Design Regina’s consultation reveals heritage building bitterness
by Vanda Schmöckel
I attended Design Regina’s Cultural Plan consultation on April 23, but I have no idea what it’ll mean.
Presented by Greg Baeker of Millier Dickinson Blais — a Toronto consulting firm that typically deals with economic development — there was a brief presentation at the beginning of the evening, which went over several points to do with Regina’s cultural activity and productivity. This included the observation that Regina’s cultural industries have apparently been lagging behind provincial and national levels in recent years.
Following this presentation, attendees were invited to gather in different areas to discuss a variety of topics. There were moderated discussions to “increase the awareness of cultural resources for residents and tourists,” “respond to the cultural aspirations of an increasingly diverse community,” “address cultural needs at the neigbourhood level,” “build a beautiful and culturally vibrant downtown,” and “strengthen and expand festivals.”
I sat in on the “build a beautiful and culturally vibrant downtown” meeting because I couldn’t be everywhere at once and it seemed to have attracted the biggest crowd. There was much discussion around preserving heritage architecture, and what a sorry job the city has made of that. There was also talk about how to incorporate new and old architecture in the developing city.
It struck me that this should be the kind of thing discussed at city planning meetings, and I wondered if it ever was.
After these individual discussions, the moderators prioritized the recommendations, brought the meetings to a close, and everyone wandered off into the latest late-spring blizzard.

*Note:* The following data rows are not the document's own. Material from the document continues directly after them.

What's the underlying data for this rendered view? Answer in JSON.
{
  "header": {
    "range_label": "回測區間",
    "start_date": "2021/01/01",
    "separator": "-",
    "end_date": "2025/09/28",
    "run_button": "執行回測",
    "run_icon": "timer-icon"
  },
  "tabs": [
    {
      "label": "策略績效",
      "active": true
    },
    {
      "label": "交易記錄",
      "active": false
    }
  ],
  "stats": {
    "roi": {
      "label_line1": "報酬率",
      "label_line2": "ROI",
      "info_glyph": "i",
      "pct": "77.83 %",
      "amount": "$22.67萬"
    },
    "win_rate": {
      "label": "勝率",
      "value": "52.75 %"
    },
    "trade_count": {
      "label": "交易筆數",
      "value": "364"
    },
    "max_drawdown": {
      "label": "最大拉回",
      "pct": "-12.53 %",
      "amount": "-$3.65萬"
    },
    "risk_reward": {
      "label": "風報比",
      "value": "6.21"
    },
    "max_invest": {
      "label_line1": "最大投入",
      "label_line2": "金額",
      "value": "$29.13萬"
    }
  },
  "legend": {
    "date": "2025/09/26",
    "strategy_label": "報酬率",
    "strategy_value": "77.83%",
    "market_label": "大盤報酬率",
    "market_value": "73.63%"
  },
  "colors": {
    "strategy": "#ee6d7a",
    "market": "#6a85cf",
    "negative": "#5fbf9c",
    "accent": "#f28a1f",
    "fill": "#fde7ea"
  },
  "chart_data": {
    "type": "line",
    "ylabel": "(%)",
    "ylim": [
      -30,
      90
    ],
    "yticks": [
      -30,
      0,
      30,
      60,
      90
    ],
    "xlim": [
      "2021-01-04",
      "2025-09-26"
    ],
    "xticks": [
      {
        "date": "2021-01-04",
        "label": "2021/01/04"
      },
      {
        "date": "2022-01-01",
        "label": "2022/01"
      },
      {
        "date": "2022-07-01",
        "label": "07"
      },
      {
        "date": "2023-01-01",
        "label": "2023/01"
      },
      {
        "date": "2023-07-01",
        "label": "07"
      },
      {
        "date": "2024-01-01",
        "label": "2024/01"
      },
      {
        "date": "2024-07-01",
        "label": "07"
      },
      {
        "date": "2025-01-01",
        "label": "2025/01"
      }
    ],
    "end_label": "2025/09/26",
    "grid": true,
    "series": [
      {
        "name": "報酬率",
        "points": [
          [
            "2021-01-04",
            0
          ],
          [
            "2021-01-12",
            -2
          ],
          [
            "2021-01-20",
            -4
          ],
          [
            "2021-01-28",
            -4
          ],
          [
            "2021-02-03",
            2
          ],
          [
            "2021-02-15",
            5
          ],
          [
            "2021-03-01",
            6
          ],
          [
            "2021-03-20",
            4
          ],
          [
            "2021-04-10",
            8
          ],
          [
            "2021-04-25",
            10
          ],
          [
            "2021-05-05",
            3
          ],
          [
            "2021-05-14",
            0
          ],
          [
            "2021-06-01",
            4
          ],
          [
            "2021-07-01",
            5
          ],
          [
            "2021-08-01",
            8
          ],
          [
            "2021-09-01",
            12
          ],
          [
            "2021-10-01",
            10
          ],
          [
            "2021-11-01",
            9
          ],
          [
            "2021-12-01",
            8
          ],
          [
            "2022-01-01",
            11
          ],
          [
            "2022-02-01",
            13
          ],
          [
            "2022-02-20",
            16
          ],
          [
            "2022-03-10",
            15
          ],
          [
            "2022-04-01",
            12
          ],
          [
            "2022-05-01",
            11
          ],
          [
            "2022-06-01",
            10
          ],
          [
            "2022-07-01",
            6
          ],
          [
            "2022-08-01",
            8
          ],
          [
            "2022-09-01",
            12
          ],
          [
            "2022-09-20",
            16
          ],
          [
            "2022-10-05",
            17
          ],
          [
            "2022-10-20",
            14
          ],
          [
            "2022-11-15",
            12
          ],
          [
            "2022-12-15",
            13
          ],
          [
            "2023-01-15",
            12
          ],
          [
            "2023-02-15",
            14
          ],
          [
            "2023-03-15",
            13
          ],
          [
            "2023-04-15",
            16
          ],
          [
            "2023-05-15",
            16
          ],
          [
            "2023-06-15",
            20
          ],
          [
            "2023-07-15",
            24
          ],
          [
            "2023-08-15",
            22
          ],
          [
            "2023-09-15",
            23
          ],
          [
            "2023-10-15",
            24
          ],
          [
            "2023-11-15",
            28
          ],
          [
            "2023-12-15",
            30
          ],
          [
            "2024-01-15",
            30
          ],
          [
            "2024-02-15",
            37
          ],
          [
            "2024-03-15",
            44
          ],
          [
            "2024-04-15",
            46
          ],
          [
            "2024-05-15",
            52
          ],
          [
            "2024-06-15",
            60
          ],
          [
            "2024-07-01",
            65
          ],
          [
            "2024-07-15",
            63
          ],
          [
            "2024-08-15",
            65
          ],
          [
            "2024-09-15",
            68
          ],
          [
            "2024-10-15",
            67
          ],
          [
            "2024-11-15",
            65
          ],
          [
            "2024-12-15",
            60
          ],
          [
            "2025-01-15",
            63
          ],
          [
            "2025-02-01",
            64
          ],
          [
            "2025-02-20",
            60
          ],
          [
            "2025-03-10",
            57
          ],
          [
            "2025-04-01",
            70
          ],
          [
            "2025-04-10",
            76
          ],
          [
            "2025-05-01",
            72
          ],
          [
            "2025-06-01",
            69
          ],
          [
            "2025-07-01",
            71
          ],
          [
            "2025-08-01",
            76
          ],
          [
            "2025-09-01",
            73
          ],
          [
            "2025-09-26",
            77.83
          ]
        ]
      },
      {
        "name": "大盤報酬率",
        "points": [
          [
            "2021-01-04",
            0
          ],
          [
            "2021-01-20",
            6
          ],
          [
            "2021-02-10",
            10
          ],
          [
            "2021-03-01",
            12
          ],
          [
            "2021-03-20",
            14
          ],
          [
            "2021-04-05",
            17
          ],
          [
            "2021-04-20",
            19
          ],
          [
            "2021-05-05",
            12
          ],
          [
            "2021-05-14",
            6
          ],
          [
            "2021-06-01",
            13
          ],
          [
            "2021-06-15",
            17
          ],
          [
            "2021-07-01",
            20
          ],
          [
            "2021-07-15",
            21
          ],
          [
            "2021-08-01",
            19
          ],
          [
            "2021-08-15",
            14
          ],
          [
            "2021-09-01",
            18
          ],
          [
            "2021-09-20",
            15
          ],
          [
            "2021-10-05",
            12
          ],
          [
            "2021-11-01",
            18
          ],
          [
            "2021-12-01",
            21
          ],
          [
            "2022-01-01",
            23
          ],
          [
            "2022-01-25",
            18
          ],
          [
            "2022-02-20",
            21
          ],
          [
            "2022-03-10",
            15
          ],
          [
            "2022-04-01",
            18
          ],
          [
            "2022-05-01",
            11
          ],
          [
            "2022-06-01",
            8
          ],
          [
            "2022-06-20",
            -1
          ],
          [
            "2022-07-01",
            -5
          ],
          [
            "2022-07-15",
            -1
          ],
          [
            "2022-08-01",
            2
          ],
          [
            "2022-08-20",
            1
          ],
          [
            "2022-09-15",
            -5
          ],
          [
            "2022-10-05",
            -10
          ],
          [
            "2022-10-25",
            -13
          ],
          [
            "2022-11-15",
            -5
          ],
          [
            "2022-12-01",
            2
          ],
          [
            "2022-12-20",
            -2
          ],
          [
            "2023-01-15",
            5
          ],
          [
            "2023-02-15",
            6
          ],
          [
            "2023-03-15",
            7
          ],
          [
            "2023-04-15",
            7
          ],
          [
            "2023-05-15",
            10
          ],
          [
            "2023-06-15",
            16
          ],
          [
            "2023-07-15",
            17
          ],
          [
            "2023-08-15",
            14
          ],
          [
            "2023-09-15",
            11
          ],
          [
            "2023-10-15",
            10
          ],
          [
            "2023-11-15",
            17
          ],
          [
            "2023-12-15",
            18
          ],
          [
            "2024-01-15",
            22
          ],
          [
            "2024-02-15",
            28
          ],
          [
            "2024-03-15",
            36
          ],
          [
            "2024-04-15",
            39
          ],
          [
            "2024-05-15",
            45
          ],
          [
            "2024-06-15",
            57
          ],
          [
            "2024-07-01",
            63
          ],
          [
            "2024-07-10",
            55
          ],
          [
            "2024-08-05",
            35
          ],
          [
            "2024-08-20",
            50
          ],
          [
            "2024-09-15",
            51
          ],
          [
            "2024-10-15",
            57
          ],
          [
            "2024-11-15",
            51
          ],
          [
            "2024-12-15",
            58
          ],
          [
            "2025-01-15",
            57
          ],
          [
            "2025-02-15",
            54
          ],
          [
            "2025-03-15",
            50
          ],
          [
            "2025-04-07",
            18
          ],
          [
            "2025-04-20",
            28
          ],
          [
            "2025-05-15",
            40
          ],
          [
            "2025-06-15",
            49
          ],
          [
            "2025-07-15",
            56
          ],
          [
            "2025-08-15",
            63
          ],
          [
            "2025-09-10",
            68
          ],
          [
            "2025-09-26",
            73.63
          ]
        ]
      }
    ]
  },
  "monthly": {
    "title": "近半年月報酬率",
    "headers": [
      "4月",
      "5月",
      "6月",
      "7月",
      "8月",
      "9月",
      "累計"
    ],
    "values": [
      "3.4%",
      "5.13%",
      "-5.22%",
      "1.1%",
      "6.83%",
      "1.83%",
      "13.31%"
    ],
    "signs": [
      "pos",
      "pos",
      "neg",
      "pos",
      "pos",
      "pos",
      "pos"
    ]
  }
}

The feedback from that night will be compiled and studied, and Design Regina’s recommendations should be up on its website, www.designregina.ca, by July or August.